Zoom lenses are of course much less traditional and familiar on a film set, but they are gaining in popularity.  Many revolutionary and cutting edge directors will use the zoom lens, and they offer their own list of advantages:

  • More versatile
  • Easier to use
  • Unique Shots

These lenses are obviously more versatile as you can adjust the focal point without changing lenses.  If you’re into documentary film, where you have to adjust on the fly to the changing environment, or high action sequences in heavy gun shooting scenes, you are going to love the zoom lens’s versatility.  Obviously, you don’t want to use the zoom out of laziness, you want to use it to it’s ultimate efficacy.
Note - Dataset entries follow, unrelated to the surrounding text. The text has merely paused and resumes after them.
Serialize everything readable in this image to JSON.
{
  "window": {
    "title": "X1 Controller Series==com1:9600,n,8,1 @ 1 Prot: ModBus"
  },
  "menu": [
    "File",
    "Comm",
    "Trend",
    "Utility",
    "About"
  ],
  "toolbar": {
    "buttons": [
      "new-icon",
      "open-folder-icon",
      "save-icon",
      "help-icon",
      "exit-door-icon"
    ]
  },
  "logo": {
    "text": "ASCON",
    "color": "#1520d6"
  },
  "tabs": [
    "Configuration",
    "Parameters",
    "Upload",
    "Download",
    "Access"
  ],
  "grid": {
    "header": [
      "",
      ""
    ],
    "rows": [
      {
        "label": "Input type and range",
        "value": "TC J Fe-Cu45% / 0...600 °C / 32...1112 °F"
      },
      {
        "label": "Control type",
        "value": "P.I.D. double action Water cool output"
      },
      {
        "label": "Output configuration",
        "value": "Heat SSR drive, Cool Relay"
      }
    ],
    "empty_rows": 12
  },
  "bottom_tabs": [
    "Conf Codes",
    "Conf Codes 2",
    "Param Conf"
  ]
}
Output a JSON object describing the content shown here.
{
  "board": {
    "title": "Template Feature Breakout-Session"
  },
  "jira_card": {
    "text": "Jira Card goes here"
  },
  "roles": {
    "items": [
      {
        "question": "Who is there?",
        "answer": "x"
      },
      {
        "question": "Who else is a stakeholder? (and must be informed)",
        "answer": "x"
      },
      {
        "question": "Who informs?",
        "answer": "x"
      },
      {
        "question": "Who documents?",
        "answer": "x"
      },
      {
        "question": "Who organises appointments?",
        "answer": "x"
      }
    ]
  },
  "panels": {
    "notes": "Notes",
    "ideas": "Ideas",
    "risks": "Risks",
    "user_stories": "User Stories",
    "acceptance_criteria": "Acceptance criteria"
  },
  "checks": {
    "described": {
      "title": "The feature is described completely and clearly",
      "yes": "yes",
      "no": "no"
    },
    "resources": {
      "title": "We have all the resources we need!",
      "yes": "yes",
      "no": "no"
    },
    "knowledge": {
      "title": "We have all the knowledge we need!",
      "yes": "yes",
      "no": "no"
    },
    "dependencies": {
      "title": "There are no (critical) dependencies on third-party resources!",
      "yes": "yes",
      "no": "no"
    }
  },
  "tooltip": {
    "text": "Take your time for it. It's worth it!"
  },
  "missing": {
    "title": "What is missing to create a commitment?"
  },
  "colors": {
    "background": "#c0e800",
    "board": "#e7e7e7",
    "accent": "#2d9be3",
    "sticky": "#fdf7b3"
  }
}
If specialty shots is your thing, then you are going to love the zoom lenses, because you will be able to achieve certain looks and feels that would otherwise be impossible.  70’s cinema used zooms heavily, so it’ll provide a vintage look that may be exactly what you’re going for.

And while a prime lens camera is certainly cheaper than the zoom, you’ll have to factor in the fact that you will eventually want more than one prime lens, and having many prime lenses in your arsenal will eventually probably cost a lot more than one zoom.

All of this said, it’s up to your personal taste of course.  If you were a millionaire, you’d have all of the lenses they sell on the market.  If you have to buy just a few or just one, you should weigh whether you’re going more for a vintage or classic look, or want the flexibility to shoot in multiple genres.  A nice zoom lens might be your best bet for the beginner.